### DATA SHOWN:
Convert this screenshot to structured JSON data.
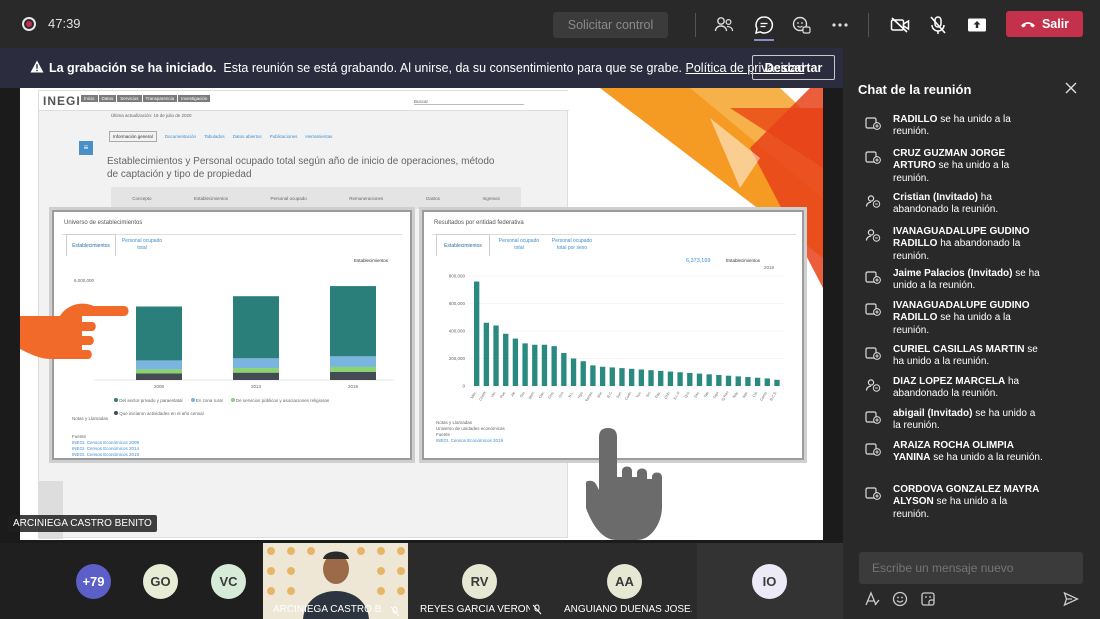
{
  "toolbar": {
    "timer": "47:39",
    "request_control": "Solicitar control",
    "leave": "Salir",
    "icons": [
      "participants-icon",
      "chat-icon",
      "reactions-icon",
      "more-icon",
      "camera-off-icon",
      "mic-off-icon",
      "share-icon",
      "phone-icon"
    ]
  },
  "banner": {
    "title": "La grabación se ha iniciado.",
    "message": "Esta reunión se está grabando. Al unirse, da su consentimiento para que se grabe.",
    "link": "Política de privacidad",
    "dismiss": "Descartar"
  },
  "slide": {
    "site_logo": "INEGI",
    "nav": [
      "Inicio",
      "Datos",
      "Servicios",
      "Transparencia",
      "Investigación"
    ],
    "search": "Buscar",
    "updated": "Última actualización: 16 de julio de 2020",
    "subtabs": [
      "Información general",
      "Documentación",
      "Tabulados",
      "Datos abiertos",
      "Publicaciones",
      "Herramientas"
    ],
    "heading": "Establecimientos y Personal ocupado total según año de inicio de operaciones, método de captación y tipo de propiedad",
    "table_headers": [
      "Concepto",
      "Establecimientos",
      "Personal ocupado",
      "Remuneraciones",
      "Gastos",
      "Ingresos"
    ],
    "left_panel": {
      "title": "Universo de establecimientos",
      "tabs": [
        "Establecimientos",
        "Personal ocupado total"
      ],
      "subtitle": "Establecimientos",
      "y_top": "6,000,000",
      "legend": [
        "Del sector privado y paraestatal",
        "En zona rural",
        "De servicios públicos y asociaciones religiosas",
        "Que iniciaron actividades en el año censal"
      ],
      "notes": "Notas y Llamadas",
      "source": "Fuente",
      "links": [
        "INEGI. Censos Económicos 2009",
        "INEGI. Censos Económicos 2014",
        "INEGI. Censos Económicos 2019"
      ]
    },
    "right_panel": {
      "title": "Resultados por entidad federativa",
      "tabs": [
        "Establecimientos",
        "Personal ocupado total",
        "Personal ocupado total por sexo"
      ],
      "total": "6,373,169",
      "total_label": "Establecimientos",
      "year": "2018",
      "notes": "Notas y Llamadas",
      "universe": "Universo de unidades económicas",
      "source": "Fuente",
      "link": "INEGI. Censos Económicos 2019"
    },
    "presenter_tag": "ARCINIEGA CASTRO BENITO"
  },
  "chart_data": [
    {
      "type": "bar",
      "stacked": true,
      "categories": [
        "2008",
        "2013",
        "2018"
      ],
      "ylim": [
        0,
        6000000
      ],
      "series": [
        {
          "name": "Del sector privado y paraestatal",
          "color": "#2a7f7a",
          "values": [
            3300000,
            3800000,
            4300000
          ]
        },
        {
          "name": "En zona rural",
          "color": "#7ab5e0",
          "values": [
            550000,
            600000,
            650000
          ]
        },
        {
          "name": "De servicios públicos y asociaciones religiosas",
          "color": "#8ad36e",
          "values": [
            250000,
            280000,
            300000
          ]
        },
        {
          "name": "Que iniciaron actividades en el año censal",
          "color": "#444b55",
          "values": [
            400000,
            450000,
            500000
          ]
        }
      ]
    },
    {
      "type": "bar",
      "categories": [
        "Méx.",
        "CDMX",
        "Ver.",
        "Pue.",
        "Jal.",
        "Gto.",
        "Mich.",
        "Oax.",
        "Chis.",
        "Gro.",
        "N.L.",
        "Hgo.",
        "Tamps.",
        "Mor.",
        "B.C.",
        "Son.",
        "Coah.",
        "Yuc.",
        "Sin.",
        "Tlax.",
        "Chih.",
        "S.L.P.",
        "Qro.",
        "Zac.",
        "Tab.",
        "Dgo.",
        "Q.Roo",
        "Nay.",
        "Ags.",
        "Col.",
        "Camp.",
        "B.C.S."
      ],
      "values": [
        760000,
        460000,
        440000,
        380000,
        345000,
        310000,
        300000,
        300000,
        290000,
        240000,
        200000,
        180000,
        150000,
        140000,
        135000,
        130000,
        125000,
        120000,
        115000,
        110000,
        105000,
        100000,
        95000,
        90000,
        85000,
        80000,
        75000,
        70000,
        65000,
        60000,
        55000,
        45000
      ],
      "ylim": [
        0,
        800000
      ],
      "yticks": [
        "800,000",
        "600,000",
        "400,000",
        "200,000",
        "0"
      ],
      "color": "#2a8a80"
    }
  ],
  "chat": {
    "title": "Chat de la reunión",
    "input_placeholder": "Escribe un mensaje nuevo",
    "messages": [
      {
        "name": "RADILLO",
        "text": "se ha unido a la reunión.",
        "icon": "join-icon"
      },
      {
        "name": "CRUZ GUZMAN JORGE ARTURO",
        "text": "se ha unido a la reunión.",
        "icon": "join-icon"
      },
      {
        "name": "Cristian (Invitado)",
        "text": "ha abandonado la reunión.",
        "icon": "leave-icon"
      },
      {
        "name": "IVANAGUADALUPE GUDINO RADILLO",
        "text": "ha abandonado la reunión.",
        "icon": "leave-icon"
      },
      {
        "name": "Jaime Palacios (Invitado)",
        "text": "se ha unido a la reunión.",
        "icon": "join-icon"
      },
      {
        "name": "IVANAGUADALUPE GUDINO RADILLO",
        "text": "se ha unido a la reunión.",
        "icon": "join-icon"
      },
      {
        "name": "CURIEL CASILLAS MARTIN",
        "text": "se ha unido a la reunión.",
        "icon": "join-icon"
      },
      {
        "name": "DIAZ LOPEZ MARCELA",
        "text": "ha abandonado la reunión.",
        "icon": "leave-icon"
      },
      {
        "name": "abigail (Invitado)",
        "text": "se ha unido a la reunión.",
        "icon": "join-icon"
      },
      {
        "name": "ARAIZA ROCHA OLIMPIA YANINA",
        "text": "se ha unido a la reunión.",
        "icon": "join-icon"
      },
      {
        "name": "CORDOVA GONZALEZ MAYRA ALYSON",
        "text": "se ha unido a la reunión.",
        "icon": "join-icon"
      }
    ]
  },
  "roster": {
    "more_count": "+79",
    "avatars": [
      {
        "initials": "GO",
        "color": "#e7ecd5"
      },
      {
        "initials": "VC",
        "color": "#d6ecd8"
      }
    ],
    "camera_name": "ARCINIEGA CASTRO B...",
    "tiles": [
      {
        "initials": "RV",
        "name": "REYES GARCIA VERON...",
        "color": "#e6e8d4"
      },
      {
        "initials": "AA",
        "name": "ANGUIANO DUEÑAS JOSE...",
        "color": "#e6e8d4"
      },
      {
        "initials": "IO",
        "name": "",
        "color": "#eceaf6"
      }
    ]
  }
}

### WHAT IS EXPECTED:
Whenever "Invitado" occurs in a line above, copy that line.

### RESPONSE AREA:
        "name": "Cristian (Invitado)",
        "name": "Jaime Palacios (Invitado)",
        "name": "abigail (Invitado)",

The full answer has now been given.